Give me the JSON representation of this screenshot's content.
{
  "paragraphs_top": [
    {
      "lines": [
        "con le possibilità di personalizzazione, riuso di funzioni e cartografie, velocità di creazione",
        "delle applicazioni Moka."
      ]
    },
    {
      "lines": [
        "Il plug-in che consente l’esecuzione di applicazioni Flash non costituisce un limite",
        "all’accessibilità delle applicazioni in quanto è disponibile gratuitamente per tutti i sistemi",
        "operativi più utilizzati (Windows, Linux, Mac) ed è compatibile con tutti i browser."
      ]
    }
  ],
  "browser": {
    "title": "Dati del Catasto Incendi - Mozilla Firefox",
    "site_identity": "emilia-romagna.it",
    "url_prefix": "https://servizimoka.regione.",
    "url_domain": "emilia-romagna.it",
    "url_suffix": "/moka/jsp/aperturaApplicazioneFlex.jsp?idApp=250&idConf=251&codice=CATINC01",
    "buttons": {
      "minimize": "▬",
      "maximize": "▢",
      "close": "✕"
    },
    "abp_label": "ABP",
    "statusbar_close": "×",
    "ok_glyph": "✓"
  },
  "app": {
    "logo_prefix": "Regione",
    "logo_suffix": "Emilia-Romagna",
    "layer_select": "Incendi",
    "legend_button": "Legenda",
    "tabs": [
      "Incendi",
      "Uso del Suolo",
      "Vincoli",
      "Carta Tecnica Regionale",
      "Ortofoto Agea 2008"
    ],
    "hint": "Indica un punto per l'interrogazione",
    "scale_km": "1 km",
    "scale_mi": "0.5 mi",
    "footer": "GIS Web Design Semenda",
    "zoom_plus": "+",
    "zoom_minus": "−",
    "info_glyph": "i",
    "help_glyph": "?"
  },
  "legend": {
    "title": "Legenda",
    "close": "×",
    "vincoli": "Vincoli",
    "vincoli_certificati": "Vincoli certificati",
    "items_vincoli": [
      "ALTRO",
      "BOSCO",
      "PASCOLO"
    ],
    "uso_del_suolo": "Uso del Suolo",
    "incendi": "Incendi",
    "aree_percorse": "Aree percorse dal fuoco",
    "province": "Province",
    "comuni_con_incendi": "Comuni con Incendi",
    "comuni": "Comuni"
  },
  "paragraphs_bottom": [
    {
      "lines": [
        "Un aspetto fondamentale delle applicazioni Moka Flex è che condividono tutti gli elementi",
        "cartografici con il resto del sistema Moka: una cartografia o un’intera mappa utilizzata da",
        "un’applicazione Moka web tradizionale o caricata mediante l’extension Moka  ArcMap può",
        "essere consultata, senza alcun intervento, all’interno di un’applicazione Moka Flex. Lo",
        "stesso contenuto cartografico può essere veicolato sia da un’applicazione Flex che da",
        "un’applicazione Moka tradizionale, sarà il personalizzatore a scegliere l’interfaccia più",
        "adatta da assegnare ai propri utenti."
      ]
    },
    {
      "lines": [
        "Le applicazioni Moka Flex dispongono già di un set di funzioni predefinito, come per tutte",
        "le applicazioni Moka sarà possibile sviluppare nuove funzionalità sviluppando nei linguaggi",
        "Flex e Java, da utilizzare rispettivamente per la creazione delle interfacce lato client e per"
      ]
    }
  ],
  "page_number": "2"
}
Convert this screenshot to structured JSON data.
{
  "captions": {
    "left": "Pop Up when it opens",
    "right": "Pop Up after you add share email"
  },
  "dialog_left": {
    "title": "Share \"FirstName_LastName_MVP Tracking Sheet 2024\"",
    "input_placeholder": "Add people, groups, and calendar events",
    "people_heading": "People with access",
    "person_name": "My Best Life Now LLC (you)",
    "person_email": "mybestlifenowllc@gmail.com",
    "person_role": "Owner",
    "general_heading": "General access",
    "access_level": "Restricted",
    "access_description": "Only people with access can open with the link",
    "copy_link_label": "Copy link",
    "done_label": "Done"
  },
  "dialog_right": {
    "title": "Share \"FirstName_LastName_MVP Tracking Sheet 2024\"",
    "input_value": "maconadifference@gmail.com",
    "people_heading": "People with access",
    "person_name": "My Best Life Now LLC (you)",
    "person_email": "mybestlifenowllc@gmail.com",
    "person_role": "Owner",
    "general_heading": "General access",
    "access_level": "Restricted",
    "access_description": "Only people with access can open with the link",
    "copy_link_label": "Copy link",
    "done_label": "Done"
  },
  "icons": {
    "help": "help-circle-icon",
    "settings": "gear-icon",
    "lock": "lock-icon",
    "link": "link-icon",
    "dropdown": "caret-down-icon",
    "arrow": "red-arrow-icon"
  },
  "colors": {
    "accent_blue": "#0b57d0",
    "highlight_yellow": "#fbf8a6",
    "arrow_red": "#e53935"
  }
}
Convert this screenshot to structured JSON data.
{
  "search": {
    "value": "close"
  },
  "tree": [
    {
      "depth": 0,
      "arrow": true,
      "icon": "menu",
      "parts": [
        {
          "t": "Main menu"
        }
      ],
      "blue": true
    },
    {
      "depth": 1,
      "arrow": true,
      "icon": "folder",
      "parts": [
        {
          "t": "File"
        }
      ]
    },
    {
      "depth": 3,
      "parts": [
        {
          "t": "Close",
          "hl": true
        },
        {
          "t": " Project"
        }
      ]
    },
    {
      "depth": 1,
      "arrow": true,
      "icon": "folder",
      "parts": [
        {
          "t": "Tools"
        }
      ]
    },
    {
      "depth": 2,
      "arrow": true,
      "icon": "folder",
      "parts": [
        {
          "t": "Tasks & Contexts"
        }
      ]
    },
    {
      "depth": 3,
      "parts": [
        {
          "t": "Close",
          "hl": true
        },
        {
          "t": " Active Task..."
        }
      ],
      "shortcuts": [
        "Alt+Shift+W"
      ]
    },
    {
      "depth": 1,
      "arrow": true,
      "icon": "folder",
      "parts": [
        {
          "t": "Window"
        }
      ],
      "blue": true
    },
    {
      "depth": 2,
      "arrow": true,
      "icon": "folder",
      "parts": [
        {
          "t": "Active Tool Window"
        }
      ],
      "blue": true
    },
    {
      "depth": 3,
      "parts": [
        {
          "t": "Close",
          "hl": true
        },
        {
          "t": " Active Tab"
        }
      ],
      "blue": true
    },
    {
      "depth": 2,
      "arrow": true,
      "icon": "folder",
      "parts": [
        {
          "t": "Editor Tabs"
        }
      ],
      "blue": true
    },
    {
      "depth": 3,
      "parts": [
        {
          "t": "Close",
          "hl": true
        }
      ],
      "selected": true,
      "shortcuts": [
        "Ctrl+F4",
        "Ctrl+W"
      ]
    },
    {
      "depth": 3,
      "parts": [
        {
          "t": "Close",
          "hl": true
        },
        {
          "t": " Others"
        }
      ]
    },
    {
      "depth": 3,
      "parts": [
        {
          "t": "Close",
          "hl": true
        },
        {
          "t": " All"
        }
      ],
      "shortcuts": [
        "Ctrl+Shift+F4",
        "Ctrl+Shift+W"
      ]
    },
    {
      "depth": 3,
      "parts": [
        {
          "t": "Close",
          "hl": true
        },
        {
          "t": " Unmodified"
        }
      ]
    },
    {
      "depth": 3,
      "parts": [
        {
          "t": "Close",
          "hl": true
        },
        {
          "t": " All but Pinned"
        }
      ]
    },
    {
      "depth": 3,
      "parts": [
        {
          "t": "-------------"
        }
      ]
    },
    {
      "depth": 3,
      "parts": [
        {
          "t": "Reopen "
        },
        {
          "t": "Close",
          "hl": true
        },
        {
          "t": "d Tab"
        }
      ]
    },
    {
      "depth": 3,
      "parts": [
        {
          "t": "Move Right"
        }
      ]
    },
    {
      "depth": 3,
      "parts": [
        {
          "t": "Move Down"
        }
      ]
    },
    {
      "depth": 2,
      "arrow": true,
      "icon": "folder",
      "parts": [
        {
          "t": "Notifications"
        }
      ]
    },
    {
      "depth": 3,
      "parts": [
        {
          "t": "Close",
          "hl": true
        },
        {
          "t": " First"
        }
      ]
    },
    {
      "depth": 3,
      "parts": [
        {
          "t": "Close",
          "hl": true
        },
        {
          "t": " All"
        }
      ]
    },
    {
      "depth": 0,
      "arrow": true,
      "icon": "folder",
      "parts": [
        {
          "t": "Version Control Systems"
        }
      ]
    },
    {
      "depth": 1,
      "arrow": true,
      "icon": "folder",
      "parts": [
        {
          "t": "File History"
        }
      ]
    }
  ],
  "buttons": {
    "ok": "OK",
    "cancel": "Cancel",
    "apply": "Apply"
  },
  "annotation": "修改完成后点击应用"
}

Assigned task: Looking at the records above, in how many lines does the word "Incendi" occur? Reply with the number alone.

Written answer: 5